Once the mixture in the kawah has started to bubble again, the flour mix is added to the kawah. At this point the whole mixture starts to thicken and the heat begins to cook the flour. This is when the back breaking effort of making dodol starts. You can’t stop stirring the dodol from this point onwards or you’ll end up with a dodol that has burnt bits in it which would be hard to bite into.
1 hour into the process – the dodol was still easy to stir and did not look slick to the eyes.
2 hours into the process – it starts getting harder to stir the dodol. You really had to start putting your backs into the process.
4 hours into the process – the total volume of the dodol seems to have reduced to half of what it was but weighs about 5 times from where it started.
5 hours into the process – the dodol looks shinier as coconut oil is released from the heated mixture. The more oil is released in the cooking process, the longer the dodol will last in storage.
6 hours into the process – a reasonable pool of pure coconut oil coming out from the dodol mixture that signaled that the dodol was ready to be taken off the fire. It took 6 of us working in 20 – 30 minute turns stirring the dodol mixture non-stop for 6 hours to finally get the end result. Fortunately we didn’t use a traditional wooden fire to cook it on or else would need to add at least another 4 hours for the cooking time.
The amount of pure coconut oil collected after the process which would be used for cooking.
The dodol was then taken out of the kawah and put into a metal tray to cool down before it can be cut into bite sizes. It would continue to darken as it cooled down and more oil will be released during the process.
Completed dodol. Ready to be cut up into bite sizes and enjoyed as a traditional Hari Raya sweet treat.
Making the dodol was hard work but the end result is quite worth the effort. Not many people can say that they still make dodol the old fashion way. We also got to spend time together as a family to make it since it has to be a group affair instead of an individual effort. They may grumble at the beginning but every bite would be a reminder of how we came together as a family to make it. To say that I am proud of the end result it a bit of an understatement since to me the dodol itself was not just a sweet treat but also represented a link to our family past as well as a reaffirmation of our family bonds.

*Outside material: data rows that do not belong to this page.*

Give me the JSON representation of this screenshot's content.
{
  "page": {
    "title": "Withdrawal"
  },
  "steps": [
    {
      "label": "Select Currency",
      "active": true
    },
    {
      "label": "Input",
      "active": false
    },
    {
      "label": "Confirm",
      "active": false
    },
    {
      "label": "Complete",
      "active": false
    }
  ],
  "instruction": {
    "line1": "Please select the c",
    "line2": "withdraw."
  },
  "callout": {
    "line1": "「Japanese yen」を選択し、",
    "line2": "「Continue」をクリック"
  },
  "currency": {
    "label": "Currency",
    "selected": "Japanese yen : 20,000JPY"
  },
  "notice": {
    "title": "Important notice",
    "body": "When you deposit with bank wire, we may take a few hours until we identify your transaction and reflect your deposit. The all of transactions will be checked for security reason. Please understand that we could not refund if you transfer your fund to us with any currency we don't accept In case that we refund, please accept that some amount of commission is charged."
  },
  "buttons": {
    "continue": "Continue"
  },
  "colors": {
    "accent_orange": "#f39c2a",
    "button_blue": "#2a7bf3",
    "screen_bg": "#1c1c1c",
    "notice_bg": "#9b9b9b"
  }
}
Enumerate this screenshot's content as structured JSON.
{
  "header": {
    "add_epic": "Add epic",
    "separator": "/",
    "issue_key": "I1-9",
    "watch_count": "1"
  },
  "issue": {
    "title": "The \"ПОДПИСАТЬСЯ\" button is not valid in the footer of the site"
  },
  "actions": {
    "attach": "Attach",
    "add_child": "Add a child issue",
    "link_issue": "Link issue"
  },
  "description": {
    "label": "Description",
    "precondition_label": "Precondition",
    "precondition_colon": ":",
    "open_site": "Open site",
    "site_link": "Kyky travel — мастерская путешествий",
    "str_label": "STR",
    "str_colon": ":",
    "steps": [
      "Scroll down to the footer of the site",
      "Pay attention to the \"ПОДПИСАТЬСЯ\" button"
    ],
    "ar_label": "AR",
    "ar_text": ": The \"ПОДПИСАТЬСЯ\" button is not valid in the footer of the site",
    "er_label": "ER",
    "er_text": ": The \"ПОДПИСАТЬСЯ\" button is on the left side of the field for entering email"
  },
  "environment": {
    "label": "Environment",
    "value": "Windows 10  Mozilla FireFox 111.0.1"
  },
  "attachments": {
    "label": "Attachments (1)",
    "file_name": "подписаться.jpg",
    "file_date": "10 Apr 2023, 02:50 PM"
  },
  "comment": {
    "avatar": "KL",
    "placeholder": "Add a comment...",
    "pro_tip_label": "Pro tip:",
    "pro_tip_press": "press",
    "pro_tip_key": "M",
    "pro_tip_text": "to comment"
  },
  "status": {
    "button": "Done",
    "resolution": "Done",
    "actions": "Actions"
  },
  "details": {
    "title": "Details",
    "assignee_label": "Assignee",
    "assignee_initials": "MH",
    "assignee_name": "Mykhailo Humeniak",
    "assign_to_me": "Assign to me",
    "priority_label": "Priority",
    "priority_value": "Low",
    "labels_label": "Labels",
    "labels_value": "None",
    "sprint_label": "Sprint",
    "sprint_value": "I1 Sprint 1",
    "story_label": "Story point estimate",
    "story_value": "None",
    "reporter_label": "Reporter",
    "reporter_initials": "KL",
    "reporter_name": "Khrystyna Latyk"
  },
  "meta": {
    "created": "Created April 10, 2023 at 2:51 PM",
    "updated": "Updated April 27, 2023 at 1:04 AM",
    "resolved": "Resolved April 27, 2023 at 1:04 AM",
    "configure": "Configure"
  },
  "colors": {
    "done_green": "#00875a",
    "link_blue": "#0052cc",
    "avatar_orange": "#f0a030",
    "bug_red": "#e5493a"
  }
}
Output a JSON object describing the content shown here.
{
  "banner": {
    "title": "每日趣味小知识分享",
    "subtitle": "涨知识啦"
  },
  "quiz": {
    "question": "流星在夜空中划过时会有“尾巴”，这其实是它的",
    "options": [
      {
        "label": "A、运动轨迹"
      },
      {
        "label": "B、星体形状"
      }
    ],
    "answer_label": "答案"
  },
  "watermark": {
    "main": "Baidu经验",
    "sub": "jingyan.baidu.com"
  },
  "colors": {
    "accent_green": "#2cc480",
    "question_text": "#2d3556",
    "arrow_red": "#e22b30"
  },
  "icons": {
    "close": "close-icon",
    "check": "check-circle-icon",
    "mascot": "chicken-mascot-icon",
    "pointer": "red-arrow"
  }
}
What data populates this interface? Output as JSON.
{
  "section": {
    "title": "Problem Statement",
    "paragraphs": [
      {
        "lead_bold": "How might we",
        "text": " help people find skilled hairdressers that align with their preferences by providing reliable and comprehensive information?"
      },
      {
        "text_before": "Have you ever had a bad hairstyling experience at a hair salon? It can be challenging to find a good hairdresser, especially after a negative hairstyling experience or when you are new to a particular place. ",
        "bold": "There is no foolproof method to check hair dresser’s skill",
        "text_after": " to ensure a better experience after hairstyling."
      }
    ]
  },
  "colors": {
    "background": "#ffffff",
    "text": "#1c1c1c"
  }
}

When I tell people that my dodol was made with love, I know I can really honestly tell them it was.